What is a PPPoE Termination unit?
PPPoE Termination units (also known as Access Concentrators (AC), Broadband
Management Servers (BMS), and Broadband Residential Access Servers (BRAS))
answer the PPPoE request coming from a client site PPPoE application
(such as WinPoET).
After the PPPoE process (Involving a PADI, PADO, PADR and PADS) there
is PPP negotiation and Radius authentication. Once all this is complete
the subscriber can now surf the Internet through their service providers
What PPPoE Termination Server should we use?
Contact us with your specifications
and we can correctly determine which PPPoE Termination Server would
best suit your needs. Typically a solution like ServPoET
from Fine Point
Technologiesis what we recommend.
Why Recommend ServPoET
from Fine Point
Today's service providers and carriers are very limited by the expenses
of expanding their broadband networks to support new service offerings
and reducing costs. These challenges can be met by simply offloading
the resource intensive PPP over Ethernet (PPPoE) processing from the
Edge Routers and Access Concentrators. Many of these routers lose about

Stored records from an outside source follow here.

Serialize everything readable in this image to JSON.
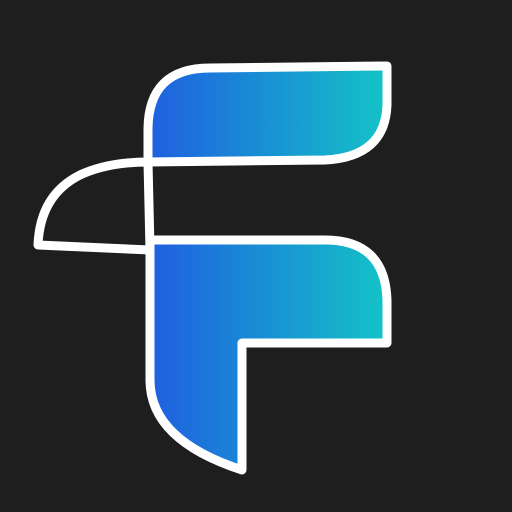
{
  "icon": {
    "name": "f-logo-icon",
    "colors": {
      "background": "#1e1e1e",
      "outline": "#ffffff",
      "gradient_start": "#1f5fe0",
      "gradient_end": "#13c3c7",
      "tab_fill": "#1e1e1e"
    }
  }
}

10 fold their performance the minute PPPoE is enabled on those devices.
This limits the network from it's original capacity, let's say 10,000
subscribers, to about 1,000. With the cost of those devices it's just
not feasible to build out a network to accept more subscribers. With
a product like ServPoET the cost per subscriber can go from 12 dollars
per user on a router to as low as 3 dollars per user with ServPoET.
Broadband Management Server (BMS) platform provides the industry-leading
family of PPPoE subscriber management products that offload and terminate
PPPoE sessions for all types of broadband service at nearly 1/4 the
cost and 3x the performance. The ServPoET
BMS™ platform offers carriers and service providers worldwide
a solution for aggregating and managing broadband PPPoE subscribers
and value-added services.
Are their cheap PPPoE Access Concentrators on the market?
There are inexpensive options on the market. Our test findings have
found some interesting information though on the two inexpensive options
on the market though. Using some of these solutions for PPPoE can cause
a problem depending on the amount of subscriber sessions it's terminating,
as well as the original RP-PPPoE (which is in StarOS as well as general
Linux Distros). Both devices are not cut out for commercial applications
and die out on CPU quite quickly when processing bandwidth due to the
data processing being done in user space.
For example if you had 100 customers in one of these devices with gigabit
ethernet interfaces (a tried and tested example) the throughput is cut
to less than 400 mbps, and this is with no other protocols or features
enabled on the OS, literally just PPPoE. With 250 subscribers the throughput
drops to under 300 mbps, before 100 CPU utilization and this is on a
2.4 GHz server.
Now I realize this all depends on the size of your network and if you
are doing centralized termination or termination at the access point,
but with centralized PPPoE termination and any other features on the
unit most real world experience is major issues at more than 100 subscribers.
What can I do with a PPPoE Server?
You could offer tiered levels of service.
Different levels of Speed can be set by userid in a product like ServPoET.
Maybe you want to charge your users by the hour or minute You could
also charge your users by the "byte"
Some PPPoE Termination Systems, like ServPoET,
offer the ability to roll out Dynamic Service Selection. This option
allows you to set up different services and allows customers the ability
to log in to them if you've set that up in your profile. With software
for example the customer can be shown that services are available for
them to access (of course you'd want to charge them for use of these